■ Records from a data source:
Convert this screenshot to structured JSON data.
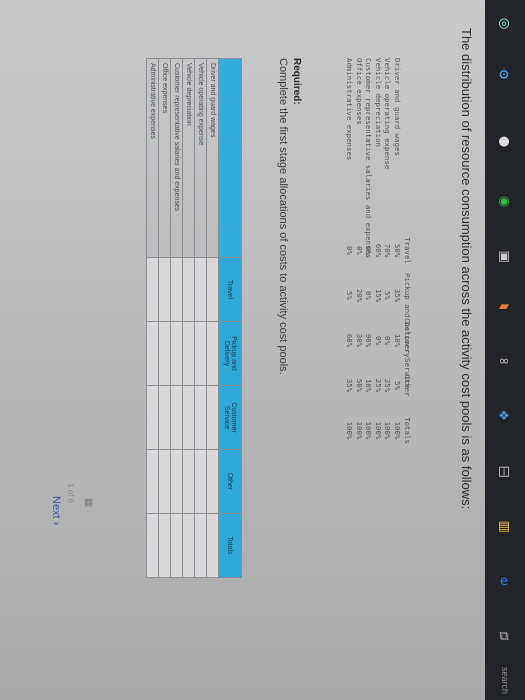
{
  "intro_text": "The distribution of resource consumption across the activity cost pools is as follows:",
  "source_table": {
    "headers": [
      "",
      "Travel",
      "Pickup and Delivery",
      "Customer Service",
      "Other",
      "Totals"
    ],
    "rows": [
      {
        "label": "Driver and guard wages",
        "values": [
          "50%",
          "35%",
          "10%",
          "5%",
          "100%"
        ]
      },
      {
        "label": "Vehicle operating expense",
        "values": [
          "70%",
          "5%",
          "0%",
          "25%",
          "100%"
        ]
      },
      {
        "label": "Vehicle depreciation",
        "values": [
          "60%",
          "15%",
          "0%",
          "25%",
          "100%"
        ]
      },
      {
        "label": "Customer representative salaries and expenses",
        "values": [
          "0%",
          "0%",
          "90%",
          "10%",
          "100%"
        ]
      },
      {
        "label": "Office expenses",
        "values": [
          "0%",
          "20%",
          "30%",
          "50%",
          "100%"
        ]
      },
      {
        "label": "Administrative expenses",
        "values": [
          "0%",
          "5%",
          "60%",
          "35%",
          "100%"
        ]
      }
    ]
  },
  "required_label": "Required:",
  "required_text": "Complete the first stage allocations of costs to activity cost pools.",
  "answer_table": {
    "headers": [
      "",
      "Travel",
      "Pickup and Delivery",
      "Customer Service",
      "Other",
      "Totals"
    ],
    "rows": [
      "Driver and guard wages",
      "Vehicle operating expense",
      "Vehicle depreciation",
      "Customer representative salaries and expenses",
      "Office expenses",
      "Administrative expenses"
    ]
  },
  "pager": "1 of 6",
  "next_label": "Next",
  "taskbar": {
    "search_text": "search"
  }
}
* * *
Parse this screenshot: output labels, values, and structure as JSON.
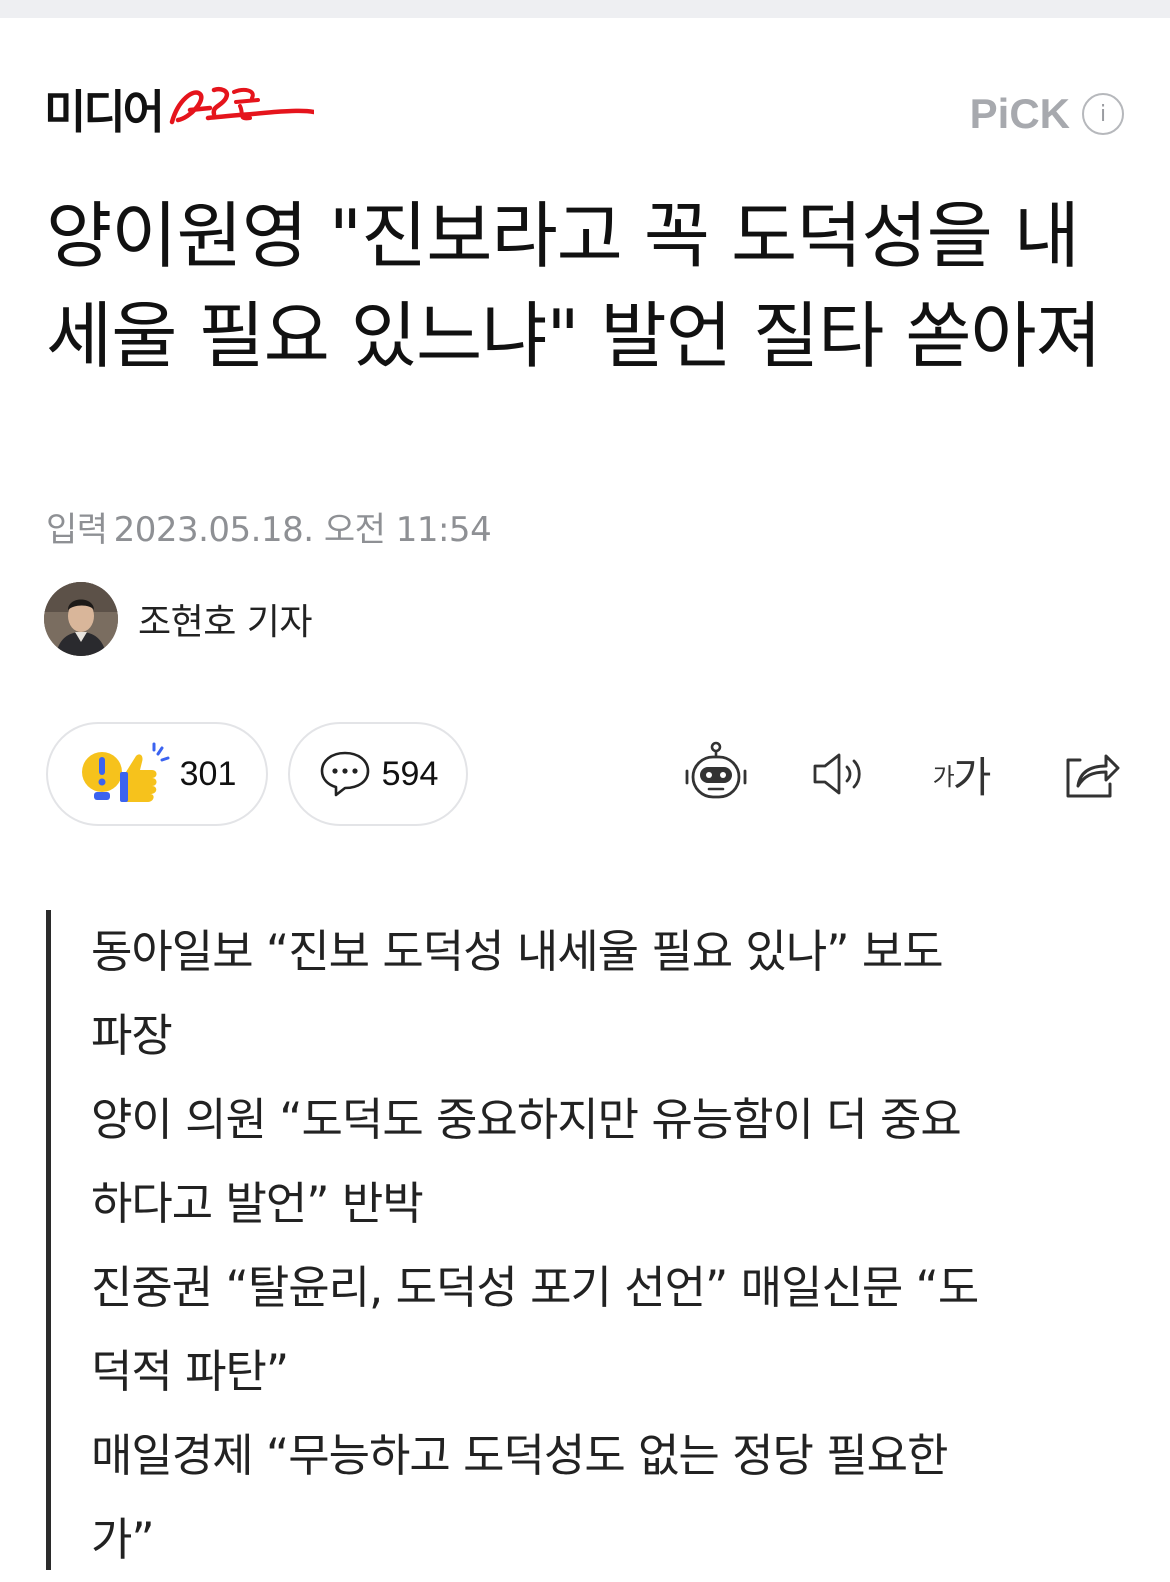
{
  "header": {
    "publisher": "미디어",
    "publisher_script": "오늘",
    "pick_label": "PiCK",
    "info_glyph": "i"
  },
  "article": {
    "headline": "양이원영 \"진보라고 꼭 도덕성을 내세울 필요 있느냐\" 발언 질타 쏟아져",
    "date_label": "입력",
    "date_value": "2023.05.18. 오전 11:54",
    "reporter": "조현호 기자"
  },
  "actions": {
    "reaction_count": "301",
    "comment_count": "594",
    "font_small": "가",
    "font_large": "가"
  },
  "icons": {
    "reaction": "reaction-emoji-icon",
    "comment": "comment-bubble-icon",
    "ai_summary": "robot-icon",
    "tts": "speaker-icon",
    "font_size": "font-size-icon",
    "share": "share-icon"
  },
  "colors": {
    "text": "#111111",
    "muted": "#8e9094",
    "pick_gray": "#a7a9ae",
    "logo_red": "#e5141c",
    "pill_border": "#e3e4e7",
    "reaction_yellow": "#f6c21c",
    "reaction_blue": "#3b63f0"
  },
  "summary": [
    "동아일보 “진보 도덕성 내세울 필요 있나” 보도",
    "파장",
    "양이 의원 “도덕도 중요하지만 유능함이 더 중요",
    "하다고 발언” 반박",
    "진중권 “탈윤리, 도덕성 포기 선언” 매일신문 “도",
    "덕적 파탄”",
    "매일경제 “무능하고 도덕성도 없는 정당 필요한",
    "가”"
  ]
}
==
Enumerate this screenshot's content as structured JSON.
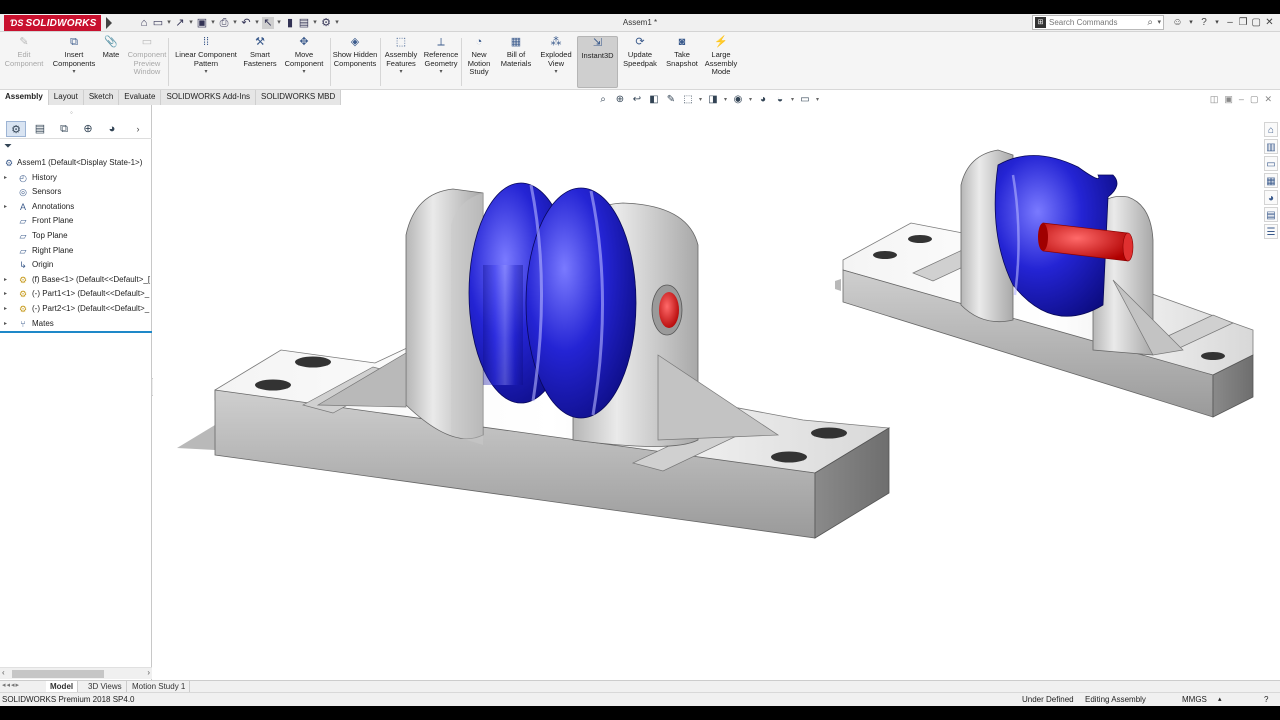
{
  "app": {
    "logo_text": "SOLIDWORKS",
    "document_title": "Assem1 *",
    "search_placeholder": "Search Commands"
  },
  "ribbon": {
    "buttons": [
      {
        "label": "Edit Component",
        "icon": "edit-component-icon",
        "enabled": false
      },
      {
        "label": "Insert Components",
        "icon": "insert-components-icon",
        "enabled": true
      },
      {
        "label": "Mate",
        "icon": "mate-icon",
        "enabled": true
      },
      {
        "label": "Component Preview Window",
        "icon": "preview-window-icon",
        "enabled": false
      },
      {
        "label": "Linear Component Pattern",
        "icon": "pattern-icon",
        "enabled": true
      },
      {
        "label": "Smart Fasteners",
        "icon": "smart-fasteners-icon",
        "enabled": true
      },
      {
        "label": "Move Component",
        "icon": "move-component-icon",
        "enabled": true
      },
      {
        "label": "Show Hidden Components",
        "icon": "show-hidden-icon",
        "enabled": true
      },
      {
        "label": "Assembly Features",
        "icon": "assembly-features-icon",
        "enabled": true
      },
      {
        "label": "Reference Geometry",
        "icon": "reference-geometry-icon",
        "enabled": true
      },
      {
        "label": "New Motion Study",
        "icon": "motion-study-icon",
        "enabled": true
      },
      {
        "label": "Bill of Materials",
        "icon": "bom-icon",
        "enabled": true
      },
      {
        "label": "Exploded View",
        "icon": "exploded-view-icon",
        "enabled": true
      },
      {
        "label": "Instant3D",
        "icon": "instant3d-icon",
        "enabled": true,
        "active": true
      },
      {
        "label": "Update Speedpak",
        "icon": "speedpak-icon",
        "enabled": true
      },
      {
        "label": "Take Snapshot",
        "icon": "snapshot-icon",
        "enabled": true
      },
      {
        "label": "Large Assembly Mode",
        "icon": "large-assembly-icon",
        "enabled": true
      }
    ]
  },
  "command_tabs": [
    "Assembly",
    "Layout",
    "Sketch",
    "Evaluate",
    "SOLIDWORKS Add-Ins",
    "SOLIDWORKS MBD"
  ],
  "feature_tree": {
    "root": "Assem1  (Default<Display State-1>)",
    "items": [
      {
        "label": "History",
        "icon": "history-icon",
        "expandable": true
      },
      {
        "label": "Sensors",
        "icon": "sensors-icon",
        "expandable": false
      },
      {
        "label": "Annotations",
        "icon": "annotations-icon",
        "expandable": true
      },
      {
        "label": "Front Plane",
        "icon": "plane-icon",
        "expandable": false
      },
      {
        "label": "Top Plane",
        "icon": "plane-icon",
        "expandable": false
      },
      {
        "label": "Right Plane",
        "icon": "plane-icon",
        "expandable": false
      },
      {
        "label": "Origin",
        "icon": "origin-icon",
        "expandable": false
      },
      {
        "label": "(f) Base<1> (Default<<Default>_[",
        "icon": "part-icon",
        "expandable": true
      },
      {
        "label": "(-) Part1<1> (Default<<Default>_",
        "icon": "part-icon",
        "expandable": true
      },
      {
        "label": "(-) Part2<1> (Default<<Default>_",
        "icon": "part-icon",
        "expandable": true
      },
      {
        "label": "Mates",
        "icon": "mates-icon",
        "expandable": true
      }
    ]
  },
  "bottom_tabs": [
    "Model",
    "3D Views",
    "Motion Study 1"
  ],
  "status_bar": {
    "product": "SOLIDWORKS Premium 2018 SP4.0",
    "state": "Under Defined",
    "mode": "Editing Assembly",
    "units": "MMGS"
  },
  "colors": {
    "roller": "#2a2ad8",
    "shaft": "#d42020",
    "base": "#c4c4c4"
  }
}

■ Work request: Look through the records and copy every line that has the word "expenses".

■ Result below:
        "label": "Customer representative salaries and expenses",
        "label": "Office expenses",
        "label": "Administrative expenses",
      "Customer representative salaries and expenses",
      "Office expenses",
      "Administrative expenses"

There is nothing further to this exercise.